- Provider payment systems must be improved. This reform includes shifting from fee-for-service payments, under which a provider is reimbursed for each service rendered, to case-based payments, such as capitation (providers receive a fixed amount for each patient under their care) and diagnosis related groups, which reimburse based on standard care for a patient’s condition. Case-ba2edp4yments can help reduce incentives to provide unnecessary treatment. However, to prevent undertreatment, strong clinical guidelines and monitoring are needed. This applies to most economies that have a large private health sector.
- Modern health information technology must be adopted. Technology appears to help improve health outcomes and lower costs by reducing medical errors and duplication of procedures and tests (Hillestad and others, 2005). But large up-front investments are required, so lack of financing may constrain adoption in some countries.
Improving the efficiency of public health care spending is paramount.
- Governments must improve the operations of public institutions. Efficiency can be enhanced through consistent assignment of responsibilities across government levels (by avoiding overlap and excessive administrative costs). The development and enforcement of appropriate clinical regulations can help reduce the overuse or inappropriate use of treatments. Improving transparency and enforcement of regulations, in particular those related to procurement and reimbursement, can help reduce corruption and fraud, which appear to be significant across all economies.
Improving the efficiency of public health care spending is paramount in all economies. Reforms to enhance public spending efficiency must be tailored to each country. In advanced economies, population aging and high public debt mean that governments must stabilize or contain the increase in the ratio of public health spending to GDP without hurting health outcomes. Developing economies must continue to improve health outcomes, while preserving the sustainability of public finances.
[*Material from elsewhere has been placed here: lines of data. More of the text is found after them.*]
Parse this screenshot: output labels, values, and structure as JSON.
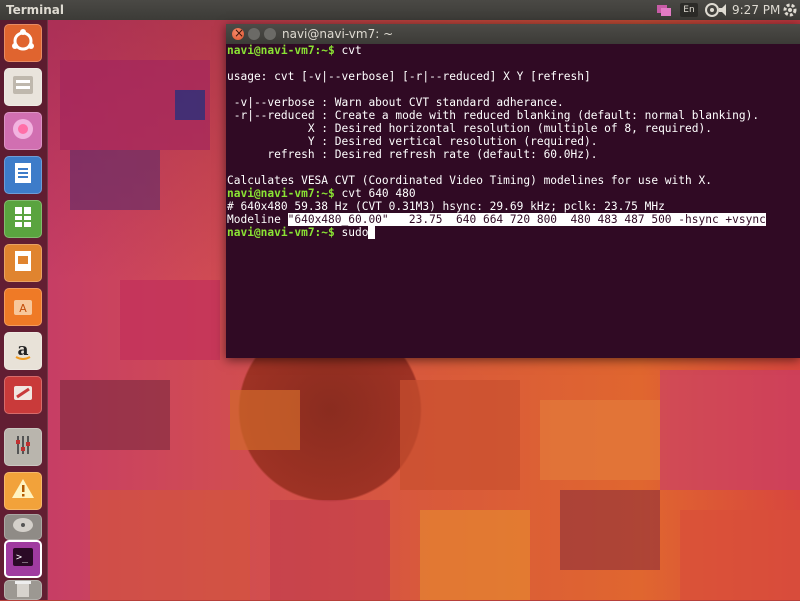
{
  "top_panel": {
    "app_title": "Terminal",
    "keyboard_layout": "En",
    "clock": "9:27 PM",
    "icons": [
      "messaging-icon",
      "keyboard-layout-icon",
      "network-icon",
      "volume-icon",
      "clock",
      "settings-gear-icon"
    ]
  },
  "launcher": {
    "items": [
      {
        "name": "dash-home",
        "icon": "ubuntu-logo-icon",
        "color": "#e0642f"
      },
      {
        "name": "files",
        "icon": "file-cabinet-icon",
        "color": "#e9e4dc"
      },
      {
        "name": "firefox",
        "icon": "browser-icon",
        "color": "#d16fb1"
      },
      {
        "name": "writer",
        "icon": "document-icon",
        "color": "#3d7cc9"
      },
      {
        "name": "calc",
        "icon": "spreadsheet-icon",
        "color": "#5aa43f"
      },
      {
        "name": "impress",
        "icon": "presentation-icon",
        "color": "#e0842f"
      },
      {
        "name": "software-center",
        "icon": "shopping-bag-icon",
        "color": "#ef7a26"
      },
      {
        "name": "amazon",
        "icon": "amazon-icon",
        "color": "#e8e2d8"
      },
      {
        "name": "ubuntu-one",
        "icon": "ubuntu-one-icon",
        "color": "#c93a3a"
      },
      {
        "name": "system-settings",
        "icon": "sliders-icon",
        "color": "#b9b5ad"
      },
      {
        "name": "update-manager",
        "icon": "warning-icon",
        "color": "#f2a23a"
      },
      {
        "name": "disks",
        "icon": "disk-icon",
        "color": "#8f8b86"
      },
      {
        "name": "terminal",
        "icon": "terminal-icon",
        "color": "#a03ba0"
      },
      {
        "name": "trash",
        "icon": "trash-icon",
        "color": "#9c9892"
      }
    ]
  },
  "terminal": {
    "title": "navi@navi-vm7: ~",
    "lines": [
      {
        "prompt": "navi@navi-vm7:~$",
        "text": " cvt"
      },
      {
        "text": ""
      },
      {
        "text": "usage: cvt [-v|--verbose] [-r|--reduced] X Y [refresh]"
      },
      {
        "text": ""
      },
      {
        "text": " -v|--verbose : Warn about CVT standard adherance."
      },
      {
        "text": " -r|--reduced : Create a mode with reduced blanking (default: normal blanking)."
      },
      {
        "text": "            X : Desired horizontal resolution (multiple of 8, required)."
      },
      {
        "text": "            Y : Desired vertical resolution (required)."
      },
      {
        "text": "      refresh : Desired refresh rate (default: 60.0Hz)."
      },
      {
        "text": ""
      },
      {
        "text": "Calculates VESA CVT (Coordinated Video Timing) modelines for use with X."
      },
      {
        "prompt": "navi@navi-vm7:~$",
        "text": " cvt 640 480"
      },
      {
        "text": "# 640x480 59.38 Hz (CVT 0.31M3) hsync: 29.69 kHz; pclk: 23.75 MHz"
      },
      {
        "text": "Modeline ",
        "highlight": "\"640x480_60.00\"   23.75  640 664 720 800  480 483 487 500 -hsync +vsync"
      },
      {
        "prompt": "navi@navi-vm7:~$",
        "text": " sudo",
        "cursor": true
      }
    ]
  }
}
David Coady is the Lead Social Spending Expert, Maura Francese is a Technical Assistance Advisor, and Baoping Shang is an Economist, all in the IMF’s Fiscal Affairs Department.
ClementsBenDavidCoady and SanjeevGupta2012Economics of Public Health Care Reform in Advanced and Emerging Economies (Washington: International Monetary Fund).
GaynorMartinRodrigoMoreno-Serra and CarolPropper2013 “Death by Market Power: Reform, Competition, and Patient Outcomes in the National Health Service” Economic Policy Vol. 5 No. 4 pp. 134–66.
HillestadRichard and others2005 “Can Electronic Medical Record Systems Transform Healthcare? Potential Health Benefits, Savings, and Costs” Health Affairs Vol. 24 No. 5 pp. 1103–117.
International Monetary Fund (IMF)2014Fiscal Monitor (WashingtonApril).
JamisonDean T. and others2013 “Global Health 2035: A World Converging within a Generation” The Lancet Vol. 382 No. 9908 pp. 1898–1955.
JoumardIsabelleChristopheAndre and ChantalNicq2010 “Health Care Systems: Efficiency and Institutions” OECD Economics Department Working Paper No. 769 (Paris: Organisation for Economic Co-operation and Development).